*** Opening of DATA SECTION ***

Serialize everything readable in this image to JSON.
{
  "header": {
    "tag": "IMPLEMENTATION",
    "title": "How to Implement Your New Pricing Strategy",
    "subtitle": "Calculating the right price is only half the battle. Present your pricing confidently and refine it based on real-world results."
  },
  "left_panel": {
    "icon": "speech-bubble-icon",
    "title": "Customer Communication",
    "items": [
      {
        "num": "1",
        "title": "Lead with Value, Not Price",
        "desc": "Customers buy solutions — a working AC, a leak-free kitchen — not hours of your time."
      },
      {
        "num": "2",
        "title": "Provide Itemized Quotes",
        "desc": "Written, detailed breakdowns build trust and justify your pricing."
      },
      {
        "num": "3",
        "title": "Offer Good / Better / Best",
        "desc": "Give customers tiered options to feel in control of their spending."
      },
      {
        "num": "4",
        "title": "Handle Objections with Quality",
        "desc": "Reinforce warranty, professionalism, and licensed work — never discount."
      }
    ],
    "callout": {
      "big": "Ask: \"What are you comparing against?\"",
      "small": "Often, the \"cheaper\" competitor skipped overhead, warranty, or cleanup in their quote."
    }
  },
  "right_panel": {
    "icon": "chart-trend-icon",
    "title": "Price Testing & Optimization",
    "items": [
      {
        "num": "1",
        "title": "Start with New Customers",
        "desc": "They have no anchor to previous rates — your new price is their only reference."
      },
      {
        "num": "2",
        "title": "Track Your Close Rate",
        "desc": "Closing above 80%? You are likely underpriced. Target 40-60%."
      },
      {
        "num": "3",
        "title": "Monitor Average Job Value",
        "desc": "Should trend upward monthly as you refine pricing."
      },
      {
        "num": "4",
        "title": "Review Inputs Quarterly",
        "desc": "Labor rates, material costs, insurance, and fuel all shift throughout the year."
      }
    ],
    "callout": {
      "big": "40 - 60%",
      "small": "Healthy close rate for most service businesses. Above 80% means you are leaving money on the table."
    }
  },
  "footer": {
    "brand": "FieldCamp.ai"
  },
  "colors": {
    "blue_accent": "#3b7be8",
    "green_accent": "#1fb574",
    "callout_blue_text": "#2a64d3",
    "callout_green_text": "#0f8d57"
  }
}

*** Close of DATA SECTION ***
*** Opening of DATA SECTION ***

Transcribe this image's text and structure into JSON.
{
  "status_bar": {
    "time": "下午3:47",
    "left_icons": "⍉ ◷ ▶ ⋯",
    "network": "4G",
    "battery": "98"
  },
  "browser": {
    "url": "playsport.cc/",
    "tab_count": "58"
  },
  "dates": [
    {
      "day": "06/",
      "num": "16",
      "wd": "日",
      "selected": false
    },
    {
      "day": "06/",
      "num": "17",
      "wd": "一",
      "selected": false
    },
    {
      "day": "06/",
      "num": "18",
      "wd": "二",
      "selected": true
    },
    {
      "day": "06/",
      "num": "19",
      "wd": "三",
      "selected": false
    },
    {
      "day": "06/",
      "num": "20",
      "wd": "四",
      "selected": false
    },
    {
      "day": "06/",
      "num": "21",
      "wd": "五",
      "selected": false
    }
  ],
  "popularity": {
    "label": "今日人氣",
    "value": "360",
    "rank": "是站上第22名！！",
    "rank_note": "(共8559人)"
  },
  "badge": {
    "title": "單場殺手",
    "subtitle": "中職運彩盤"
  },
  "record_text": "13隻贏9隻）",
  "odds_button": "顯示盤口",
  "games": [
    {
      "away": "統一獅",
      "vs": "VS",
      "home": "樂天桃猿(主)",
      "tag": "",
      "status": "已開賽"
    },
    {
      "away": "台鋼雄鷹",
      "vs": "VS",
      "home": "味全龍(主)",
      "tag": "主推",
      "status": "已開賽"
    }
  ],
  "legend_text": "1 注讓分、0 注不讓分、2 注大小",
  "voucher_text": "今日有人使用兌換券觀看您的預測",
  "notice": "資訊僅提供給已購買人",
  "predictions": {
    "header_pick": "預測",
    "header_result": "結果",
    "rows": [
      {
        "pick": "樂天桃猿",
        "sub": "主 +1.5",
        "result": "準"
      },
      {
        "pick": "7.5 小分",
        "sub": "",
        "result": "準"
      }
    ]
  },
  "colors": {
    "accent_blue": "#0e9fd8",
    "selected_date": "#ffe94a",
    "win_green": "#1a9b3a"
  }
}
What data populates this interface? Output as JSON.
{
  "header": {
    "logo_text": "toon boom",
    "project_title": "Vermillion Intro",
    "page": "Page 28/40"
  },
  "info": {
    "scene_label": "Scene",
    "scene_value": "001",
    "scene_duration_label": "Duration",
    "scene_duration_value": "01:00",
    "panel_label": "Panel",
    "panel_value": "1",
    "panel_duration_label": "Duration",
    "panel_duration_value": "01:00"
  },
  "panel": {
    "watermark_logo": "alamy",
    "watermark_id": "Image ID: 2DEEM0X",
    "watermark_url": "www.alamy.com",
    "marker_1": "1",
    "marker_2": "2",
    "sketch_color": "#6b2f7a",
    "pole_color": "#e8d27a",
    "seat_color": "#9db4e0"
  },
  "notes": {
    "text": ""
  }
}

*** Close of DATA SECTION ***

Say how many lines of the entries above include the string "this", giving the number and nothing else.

■ COMPLETED TASK:
3